to fight pitched battles, generally
face annihilation when the battle is lost. Their men lose heart.
They melt away. At best they can be mobilized for one more
battle, and, should that battle be
lost as well it spells their end as a cohesive fighting force.
It was Masood’s
ability to keep rebounding after each setback - again and again
and again - that puts him in the front rank of military commanders
of all times.
that comes to mind is Frederick the Great of Prussia. Ahmed
Shah Masood did not let the morale of his men sag for full
The Pakistani generals must have
hoped for a quick collapse of the Northern Alliance, once
Masood had been removed from the
the force that he led did not
collapse as expected, but moved in swiftly to capture Kabul
a few days after the US- led offensive is a post-mortem tribute
of Commander Masood.
Although it would be fanciful to speculate on what might have
been, coming historians will, nevertheless, ponder over the
Afghanistan had Masood not been
assassinated? Had Masood remained at the head of the forces
that moved into Kabul after the rout of the Taliban, it is
the uppermost thought
in his mind would have been the unity of Afghanistan. He had
the charisma to bring about that unity. Even now his successors
the helm of affairs
must build on his legacy to rid Afghanistan of internal strife
and external aggression.
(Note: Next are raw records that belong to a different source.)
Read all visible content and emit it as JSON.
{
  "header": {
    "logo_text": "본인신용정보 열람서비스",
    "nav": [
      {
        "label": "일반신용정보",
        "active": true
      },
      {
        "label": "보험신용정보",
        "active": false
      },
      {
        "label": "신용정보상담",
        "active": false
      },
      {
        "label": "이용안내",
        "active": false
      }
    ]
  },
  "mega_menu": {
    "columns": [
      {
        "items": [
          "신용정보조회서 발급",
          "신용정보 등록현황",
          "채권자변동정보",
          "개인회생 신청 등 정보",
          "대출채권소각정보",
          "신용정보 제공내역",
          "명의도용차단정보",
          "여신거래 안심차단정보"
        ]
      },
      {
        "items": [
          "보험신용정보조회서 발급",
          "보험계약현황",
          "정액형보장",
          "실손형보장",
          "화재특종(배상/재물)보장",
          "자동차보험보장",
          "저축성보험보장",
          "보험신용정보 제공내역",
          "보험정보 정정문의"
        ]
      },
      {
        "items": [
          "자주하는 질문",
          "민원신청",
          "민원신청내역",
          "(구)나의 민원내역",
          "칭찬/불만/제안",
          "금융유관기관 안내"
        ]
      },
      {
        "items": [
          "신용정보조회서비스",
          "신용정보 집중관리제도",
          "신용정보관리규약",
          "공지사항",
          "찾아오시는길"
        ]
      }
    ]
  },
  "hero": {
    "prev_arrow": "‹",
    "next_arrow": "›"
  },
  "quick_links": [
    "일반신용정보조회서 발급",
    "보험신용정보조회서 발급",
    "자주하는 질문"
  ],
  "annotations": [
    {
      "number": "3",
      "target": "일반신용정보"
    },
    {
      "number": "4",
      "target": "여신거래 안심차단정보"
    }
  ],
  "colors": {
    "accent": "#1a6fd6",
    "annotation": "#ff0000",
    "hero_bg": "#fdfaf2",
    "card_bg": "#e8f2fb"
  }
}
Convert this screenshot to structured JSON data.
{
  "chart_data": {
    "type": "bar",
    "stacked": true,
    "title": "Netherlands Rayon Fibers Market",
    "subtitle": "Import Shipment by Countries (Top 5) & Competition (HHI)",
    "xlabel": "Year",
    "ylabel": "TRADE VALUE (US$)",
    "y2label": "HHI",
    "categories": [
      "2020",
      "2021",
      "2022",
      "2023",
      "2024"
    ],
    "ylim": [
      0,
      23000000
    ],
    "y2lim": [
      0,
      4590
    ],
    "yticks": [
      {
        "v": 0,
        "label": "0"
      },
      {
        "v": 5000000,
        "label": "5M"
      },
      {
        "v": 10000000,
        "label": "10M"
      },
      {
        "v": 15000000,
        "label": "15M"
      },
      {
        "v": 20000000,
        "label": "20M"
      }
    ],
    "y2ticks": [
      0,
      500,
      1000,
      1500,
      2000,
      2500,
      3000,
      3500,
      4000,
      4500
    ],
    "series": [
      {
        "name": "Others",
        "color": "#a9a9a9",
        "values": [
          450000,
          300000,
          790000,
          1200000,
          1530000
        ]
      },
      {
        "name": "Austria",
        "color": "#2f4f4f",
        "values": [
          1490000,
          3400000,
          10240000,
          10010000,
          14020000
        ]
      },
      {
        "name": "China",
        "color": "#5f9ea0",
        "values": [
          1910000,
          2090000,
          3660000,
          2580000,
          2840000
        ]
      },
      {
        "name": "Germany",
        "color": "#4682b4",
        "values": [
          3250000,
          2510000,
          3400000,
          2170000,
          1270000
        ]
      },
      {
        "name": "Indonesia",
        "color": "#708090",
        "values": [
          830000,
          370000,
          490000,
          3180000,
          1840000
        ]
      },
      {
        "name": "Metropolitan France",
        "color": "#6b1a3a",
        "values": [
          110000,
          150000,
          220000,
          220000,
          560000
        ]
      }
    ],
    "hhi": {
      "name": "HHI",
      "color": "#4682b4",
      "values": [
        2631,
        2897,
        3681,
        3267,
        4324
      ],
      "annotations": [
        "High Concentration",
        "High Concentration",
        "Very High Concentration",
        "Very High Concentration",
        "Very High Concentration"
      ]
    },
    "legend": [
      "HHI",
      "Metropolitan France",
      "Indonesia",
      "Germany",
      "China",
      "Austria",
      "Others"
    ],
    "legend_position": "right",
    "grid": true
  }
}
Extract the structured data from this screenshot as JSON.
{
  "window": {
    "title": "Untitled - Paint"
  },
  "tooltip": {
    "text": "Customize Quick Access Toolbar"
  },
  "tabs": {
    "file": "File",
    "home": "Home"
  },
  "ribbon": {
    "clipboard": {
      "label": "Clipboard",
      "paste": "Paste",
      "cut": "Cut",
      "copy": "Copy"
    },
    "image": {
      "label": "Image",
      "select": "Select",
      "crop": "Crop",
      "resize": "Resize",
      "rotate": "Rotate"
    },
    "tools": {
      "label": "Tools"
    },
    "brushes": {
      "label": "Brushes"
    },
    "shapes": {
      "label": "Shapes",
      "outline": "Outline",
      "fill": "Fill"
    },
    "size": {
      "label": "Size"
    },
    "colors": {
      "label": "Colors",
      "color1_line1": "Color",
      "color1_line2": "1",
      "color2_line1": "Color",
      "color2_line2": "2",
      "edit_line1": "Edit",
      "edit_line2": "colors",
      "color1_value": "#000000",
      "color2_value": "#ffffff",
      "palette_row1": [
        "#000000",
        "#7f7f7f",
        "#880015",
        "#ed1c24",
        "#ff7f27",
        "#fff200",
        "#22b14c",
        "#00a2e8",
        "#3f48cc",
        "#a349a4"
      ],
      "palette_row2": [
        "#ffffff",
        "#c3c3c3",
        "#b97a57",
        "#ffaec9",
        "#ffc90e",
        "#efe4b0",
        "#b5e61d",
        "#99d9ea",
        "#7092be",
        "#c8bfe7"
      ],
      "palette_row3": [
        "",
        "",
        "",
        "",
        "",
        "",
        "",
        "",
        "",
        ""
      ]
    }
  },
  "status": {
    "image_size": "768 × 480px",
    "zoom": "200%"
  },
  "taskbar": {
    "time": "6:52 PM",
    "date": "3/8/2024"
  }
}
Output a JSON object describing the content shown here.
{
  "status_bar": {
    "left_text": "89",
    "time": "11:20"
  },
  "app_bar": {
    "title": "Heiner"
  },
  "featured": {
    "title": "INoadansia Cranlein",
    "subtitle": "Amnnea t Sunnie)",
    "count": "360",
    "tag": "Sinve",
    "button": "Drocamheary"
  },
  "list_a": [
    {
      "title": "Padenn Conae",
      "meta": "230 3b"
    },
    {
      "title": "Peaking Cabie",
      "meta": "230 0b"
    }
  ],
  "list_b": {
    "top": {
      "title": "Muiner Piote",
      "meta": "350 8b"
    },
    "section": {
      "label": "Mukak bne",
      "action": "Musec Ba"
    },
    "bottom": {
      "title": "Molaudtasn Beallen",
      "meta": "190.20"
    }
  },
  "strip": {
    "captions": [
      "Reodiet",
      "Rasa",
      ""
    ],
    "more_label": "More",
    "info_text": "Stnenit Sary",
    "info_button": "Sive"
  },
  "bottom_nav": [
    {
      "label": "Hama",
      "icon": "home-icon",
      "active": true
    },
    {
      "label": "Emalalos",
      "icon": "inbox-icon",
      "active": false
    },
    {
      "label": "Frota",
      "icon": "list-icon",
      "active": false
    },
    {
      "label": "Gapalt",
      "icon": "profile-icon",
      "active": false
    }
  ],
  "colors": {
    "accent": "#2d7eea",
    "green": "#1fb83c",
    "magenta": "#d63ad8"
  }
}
It would be the most befitting tribute
memory of a legendary warrior.
book Restructuring Pakistan was completed around the end
of November 2001 and came out in
January 2002. Approximately
assassination I had a discussion in New Delhi with few of
his very close associates on the situation in Afghanistan.
Some questions that had remained
at that time found an answer by the time the book was completed.
At the end of the day a quotation
from the great philosopher-sage of India, Sri Aurobindo comes
Wherever thou seest a great end, be sure of a great beginning”.
Ahmed Shah Masood’s enduring legacy is going to be
will depend to an extent on the people, some gathered here,
who were close to him.